§ Goal of the exercise: Gather up every line from the entries below that uses the word "icon".

§ Data:
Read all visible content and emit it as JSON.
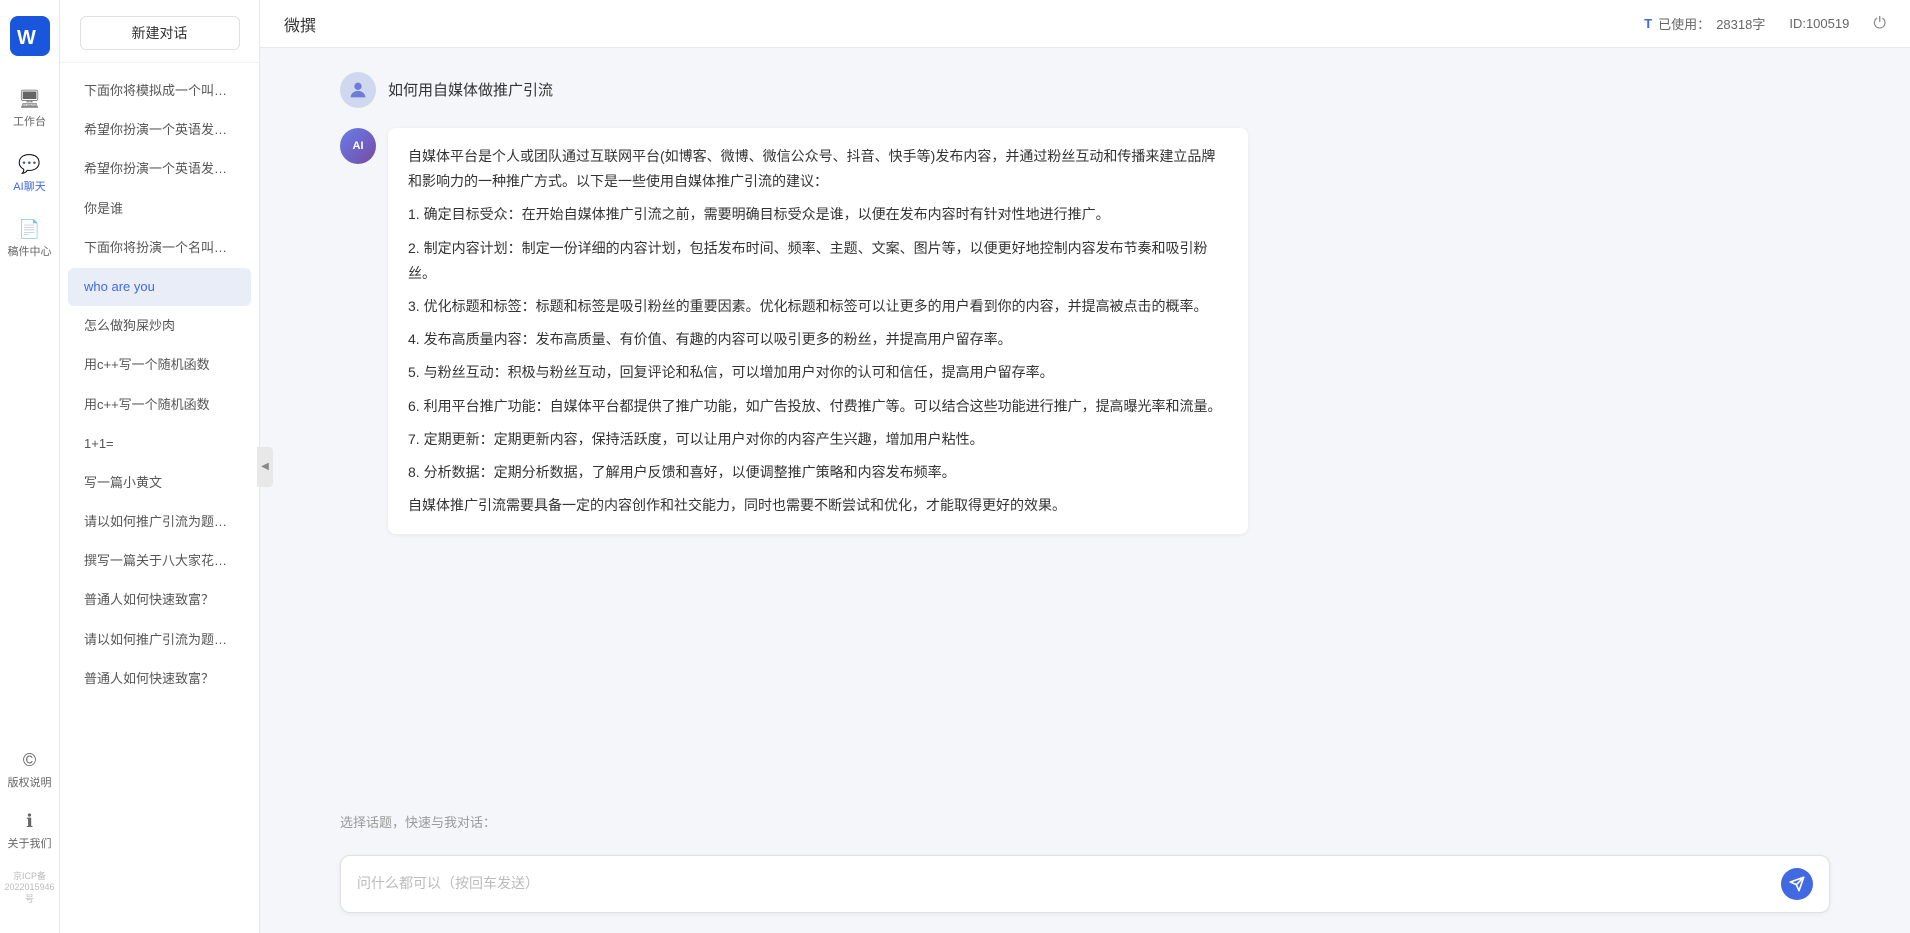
{
  "app": {
    "name": "微撰",
    "logo_text": "W"
  },
  "topbar": {
    "title": "微撰",
    "usage_label": "已使用：",
    "usage_value": "28318字",
    "id_label": "ID:100519",
    "usage_icon": "info-icon"
  },
  "nav": {
    "items": [
      {
        "id": "workbench",
        "label": "工作台",
        "icon": "🖥"
      },
      {
        "id": "ai-chat",
        "label": "AI聊天",
        "icon": "💬",
        "active": true
      },
      {
        "id": "draft",
        "label": "稿件中心",
        "icon": "📄"
      }
    ],
    "bottom_items": [
      {
        "id": "copyright",
        "label": "版权说明",
        "icon": "©"
      },
      {
        "id": "about",
        "label": "关于我们",
        "icon": "ℹ"
      }
    ],
    "icp": "京ICP备2022015946号"
  },
  "sidebar": {
    "new_chat_label": "新建对话",
    "items": [
      {
        "id": 1,
        "text": "下面你将模拟成一个叫圣友的程序员，我说...",
        "active": false
      },
      {
        "id": 2,
        "text": "希望你扮演一个英语发音助手，我提供给你...",
        "active": false
      },
      {
        "id": 3,
        "text": "希望你扮演一个英语发音助手，我提供给你...",
        "active": false
      },
      {
        "id": 4,
        "text": "你是谁",
        "active": false
      },
      {
        "id": 5,
        "text": "下面你将扮演一个名叫圣友的医生",
        "active": false
      },
      {
        "id": 6,
        "text": "who are you",
        "active": true
      },
      {
        "id": 7,
        "text": "怎么做狗屎炒肉",
        "active": false
      },
      {
        "id": 8,
        "text": "用c++写一个随机函数",
        "active": false
      },
      {
        "id": 9,
        "text": "用c++写一个随机函数",
        "active": false
      },
      {
        "id": 10,
        "text": "1+1=",
        "active": false
      },
      {
        "id": 11,
        "text": "写一篇小黄文",
        "active": false
      },
      {
        "id": 12,
        "text": "请以如何推广引流为题，写一篇大纲",
        "active": false
      },
      {
        "id": 13,
        "text": "撰写一篇关于八大家花园社区一刻钟便民生...",
        "active": false
      },
      {
        "id": 14,
        "text": "普通人如何快速致富？",
        "active": false
      },
      {
        "id": 15,
        "text": "请以如何推广引流为题，写一篇大纲",
        "active": false
      },
      {
        "id": 16,
        "text": "普通人如何快速致富？",
        "active": false
      }
    ]
  },
  "chat": {
    "user_question": "如何用自媒体做推广引流",
    "user_avatar_text": "",
    "ai_avatar_text": "AI",
    "ai_response": {
      "intro": "自媒体平台是个人或团队通过互联网平台(如博客、微博、微信公众号、抖音、快手等)发布内容，并通过粉丝互动和传播来建立品牌和影响力的一种推广方式。以下是一些使用自媒体推广引流的建议：",
      "points": [
        "1. 确定目标受众：在开始自媒体推广引流之前，需要明确目标受众是谁，以便在发布内容时有针对性地进行推广。",
        "2. 制定内容计划：制定一份详细的内容计划，包括发布时间、频率、主题、文案、图片等，以便更好地控制内容发布节奏和吸引粉丝。",
        "3. 优化标题和标签：标题和标签是吸引粉丝的重要因素。优化标题和标签可以让更多的用户看到你的内容，并提高被点击的概率。",
        "4. 发布高质量内容：发布高质量、有价值、有趣的内容可以吸引更多的粉丝，并提高用户留存率。",
        "5. 与粉丝互动：积极与粉丝互动，回复评论和私信，可以增加用户对你的认可和信任，提高用户留存率。",
        "6. 利用平台推广功能：自媒体平台都提供了推广功能，如广告投放、付费推广等。可以结合这些功能进行推广，提高曝光率和流量。",
        "7. 定期更新：定期更新内容，保持活跃度，可以让用户对你的内容产生兴趣，增加用户粘性。",
        "8. 分析数据：定期分析数据，了解用户反馈和喜好，以便调整推广策略和内容发布频率。"
      ],
      "conclusion": "自媒体推广引流需要具备一定的内容创作和社交能力，同时也需要不断尝试和优化，才能取得更好的效果。"
    }
  },
  "input": {
    "placeholder": "问什么都可以（按回车发送）",
    "quick_label": "选择话题，快速与我对话："
  }
}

§ Exercise output:
    "usage_icon": "info-icon"
        "icon": "🖥"
        "icon": "💬",
        "icon": "📄"
        "icon": "©"
        "icon": "ℹ"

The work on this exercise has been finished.